Evolutionary and Ecological Responses to Anthropogenic Climate Change

Anderson, J.T. and Panetta, A.M. and Mitchell-Olds, T. (2012) Evolutionary and Ecological Responses to Anthropogenic Climate Change. Plant Physiology, 160 (4). pp. 1728-1740.

PDF - Published Version
| Preview


Strategies that enable species to persist in changing environments have historically been divided into ecological (distributional shifts and phenotypic plasticity) and evolutionary (adaptation and gene flow). However, most species will likely need to rely on a combination of approaches to mitigate extinction risks from ongoing climate change. For example, increased temporal variation in climate could favor genotypes with adaptive plasticity. Furthermore, even species capable of tracking their preferred climate via migration will encounter different abiotic and biotic conditions; plasticity and/or adaptation could facilitate establishment and population growth in new geographic ranges. The relative contributions of adaptation, migration, and plasticity to population persistence in a changing world will likely depend on characteristics such as generation time, mating system, dispersal capacity, the strength and direction of selection, the presence of ecologically relevant genetic variation, the extent of genetic correlations among traits, and the genetic architecture of adaptation. Will adaptation keep pace with rapid climate change? Here, we propose hypotheses based on ecological and evolutionary theory, discuss experimental approaches, and review results from studies that have investigated ecological and evolutionary responses to contemporary climate change. We focus our discussion on plants, but owing to the limited number of publications to date that integrate evolutionary and ecological perspectives, we draw from other taxonomic groups as necessary.

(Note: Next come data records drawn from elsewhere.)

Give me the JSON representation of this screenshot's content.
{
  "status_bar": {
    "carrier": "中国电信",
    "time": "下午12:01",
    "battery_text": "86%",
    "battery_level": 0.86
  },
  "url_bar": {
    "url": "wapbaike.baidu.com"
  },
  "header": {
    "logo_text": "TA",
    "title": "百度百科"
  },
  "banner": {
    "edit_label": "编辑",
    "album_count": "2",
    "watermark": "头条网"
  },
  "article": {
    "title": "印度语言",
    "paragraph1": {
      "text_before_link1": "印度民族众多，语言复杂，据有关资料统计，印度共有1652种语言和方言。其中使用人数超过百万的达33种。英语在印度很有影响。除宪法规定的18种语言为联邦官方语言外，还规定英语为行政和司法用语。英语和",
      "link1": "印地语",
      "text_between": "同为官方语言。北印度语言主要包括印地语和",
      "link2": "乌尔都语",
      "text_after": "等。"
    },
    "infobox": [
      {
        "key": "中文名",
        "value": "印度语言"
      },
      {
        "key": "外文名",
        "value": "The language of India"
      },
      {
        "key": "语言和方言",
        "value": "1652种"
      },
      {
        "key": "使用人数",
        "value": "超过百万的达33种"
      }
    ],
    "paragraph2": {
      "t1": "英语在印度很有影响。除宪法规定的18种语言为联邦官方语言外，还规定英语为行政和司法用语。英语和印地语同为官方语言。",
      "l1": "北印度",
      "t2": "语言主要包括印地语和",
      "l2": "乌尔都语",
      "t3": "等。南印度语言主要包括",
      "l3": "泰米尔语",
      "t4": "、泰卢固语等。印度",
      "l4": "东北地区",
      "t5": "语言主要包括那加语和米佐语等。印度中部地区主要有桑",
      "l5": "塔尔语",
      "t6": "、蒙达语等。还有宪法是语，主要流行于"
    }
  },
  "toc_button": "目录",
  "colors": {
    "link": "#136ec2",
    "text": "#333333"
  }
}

Item Type: Article
Additional Information: We are grateful to Maggie Wagner, Monica Geber, Cathy Rushworth, Robin Embick, and two anonymous reviewers for comments on an earlier draft and to Tom Pendergast for valuable discussion.
Author Affiliation: University of South Carolina, Columbia, South Carolina 29208, Duke University, Durham, North Carolina 27708 (T.M.-O.)
Subjects: Environmental Science
Divisions: General
Depositing User: Mr. SanatKumar Behera
Date Deposited: 06 Dec 2012 06:13
Last Modified: 06 Dec 2012 06:13
Official URL: http://dx.doi.org/10.1104/pp.112.206219
URI: http://eprints.icrisat.ac.in/id/eprint/8982

Actions (login required)

View Item View Item